Easley, T., & Horne, S. (2016). The Modern Herbal Dispensatory: A Medicine-Making Guide. Berkeley, CA: NAB.

Ebadi, M. (2007). Pharmacodynamic Basis of Herbal Medicine: Second Edition. Boca Raton, FL: CRC Press.

Galentin, E. (2016). Navigating the Menopause: Clinical Considerations for Your Herbal Practice. Herbal Academy.

Hoffman, D. (2003). Medical Herbalism: The Science and Practice of Herbal Medicine. Rochester, VT: Healing Arts Press.

McDonald, J., Easley, T., Chalmers, F. (2016). An Integrative Approach to the Structural System Part [Powerpoint slides]. Retrieved from The Eclectic School of herbal Medicine’s Full Time Clinical Herbalism Program.
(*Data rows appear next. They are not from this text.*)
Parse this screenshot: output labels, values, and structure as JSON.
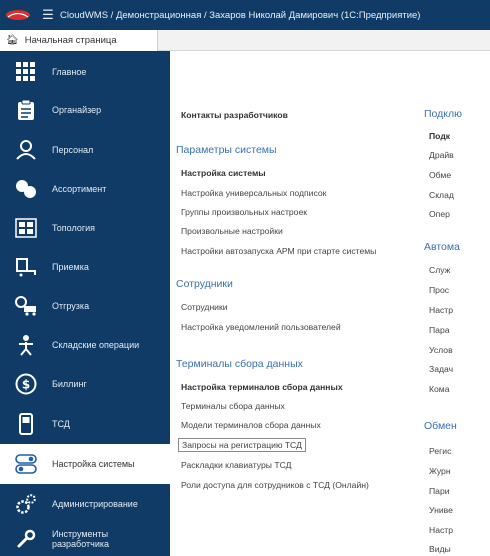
{
  "window": {
    "title": "CloudWMS / Демонстрационная / Захаров Николай Дамирович  (1С:Предприятие)",
    "logo_icon": "1c-logo-icon",
    "menu_icon": "hamburger-icon"
  },
  "tabs": [
    {
      "label": "Начальная страница",
      "icon": "home-icon"
    }
  ],
  "sidebar": {
    "items": [
      {
        "label": "Главное",
        "icon": "grid-icon"
      },
      {
        "label": "Органайзер",
        "icon": "clipboard-icon"
      },
      {
        "label": "Персонал",
        "icon": "people-icon"
      },
      {
        "label": "Ассортимент",
        "icon": "boxes-icon"
      },
      {
        "label": "Топология",
        "icon": "racks-icon"
      },
      {
        "label": "Приемка",
        "icon": "receiving-icon"
      },
      {
        "label": "Отгрузка",
        "icon": "shipping-icon"
      },
      {
        "label": "Складские операции",
        "icon": "worker-icon"
      },
      {
        "label": "Биллинг",
        "icon": "money-icon"
      },
      {
        "label": "ТСД",
        "icon": "scanner-icon"
      },
      {
        "label": "Настройка системы",
        "icon": "settings-toggle-icon",
        "active": true
      },
      {
        "label": "Администрирование",
        "icon": "gears-icon"
      },
      {
        "label": "Инструменты разработчика",
        "icon": "wrench-icon"
      }
    ]
  },
  "col1": {
    "contacts": "Контакты разработчиков",
    "sections": [
      {
        "title": "Параметры системы",
        "items": [
          {
            "label": "Настройка системы",
            "bold": true
          },
          {
            "label": "Настройка универсальных подписок"
          },
          {
            "label": "Группы произвольных настроек"
          },
          {
            "label": "Произвольные настройки"
          },
          {
            "label": "Настройки автозапуска АРМ при старте системы"
          }
        ]
      },
      {
        "title": "Сотрудники",
        "items": [
          {
            "label": "Сотрудники"
          },
          {
            "label": "Настройка уведомлений пользователей"
          }
        ]
      },
      {
        "title": "Терминалы сбора данных",
        "items": [
          {
            "label": "Настройка терминалов сбора данных",
            "bold": true
          },
          {
            "label": "Терминалы сбора данных"
          },
          {
            "label": "Модели терминалов сбора данных"
          },
          {
            "label": "Запросы на регистрацию ТСД",
            "boxed": true
          },
          {
            "label": "Раскладки клавиатуры ТСД"
          },
          {
            "label": "Роли доступа для сотрудников с ТСД (Онлайн)"
          }
        ]
      }
    ]
  },
  "col2": {
    "sections": [
      {
        "title": "Подклю",
        "items": [
          {
            "label": "Подк",
            "bold": true
          },
          {
            "label": "Драйв"
          },
          {
            "label": "Обме"
          },
          {
            "label": "Склад"
          },
          {
            "label": "Опер"
          }
        ]
      },
      {
        "title": "Автома",
        "items": [
          {
            "label": "Служ"
          },
          {
            "label": "Прос"
          },
          {
            "label": "Настр"
          },
          {
            "label": "Пара"
          },
          {
            "label": "Услов"
          },
          {
            "label": "Задач"
          },
          {
            "label": "Кома"
          }
        ]
      },
      {
        "title": "Обмен",
        "items": [
          {
            "label": "Регис"
          },
          {
            "label": "Журн"
          },
          {
            "label": "Пари"
          },
          {
            "label": "Униве"
          },
          {
            "label": "Настр"
          },
          {
            "label": "Виды"
          }
        ]
      }
    ]
  }
}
King, John MD; Newton, Robert S. MD. (1852). The Eclectic Dispensatory of the United States of America. Cincinnati: H. W. Derby & Co., Publishers.

Romm, A. (2010). Botanical Medicine for Women’s Health. St. Louis, Missouri: Churchill Livingstone Elsevier.

Ward, H. (1936) Herbal Manua: The Medicinal, Toilet, Culinary, and other Uses of 130 of the most Commonly Used Herbs. London, UK: L.N. Fowler & Co. Ltd.

Wood, M. (2009). The Earthwise Herbal A Complete Guide to New World Medicinal Plants. Berkeley: North Atlantic Books.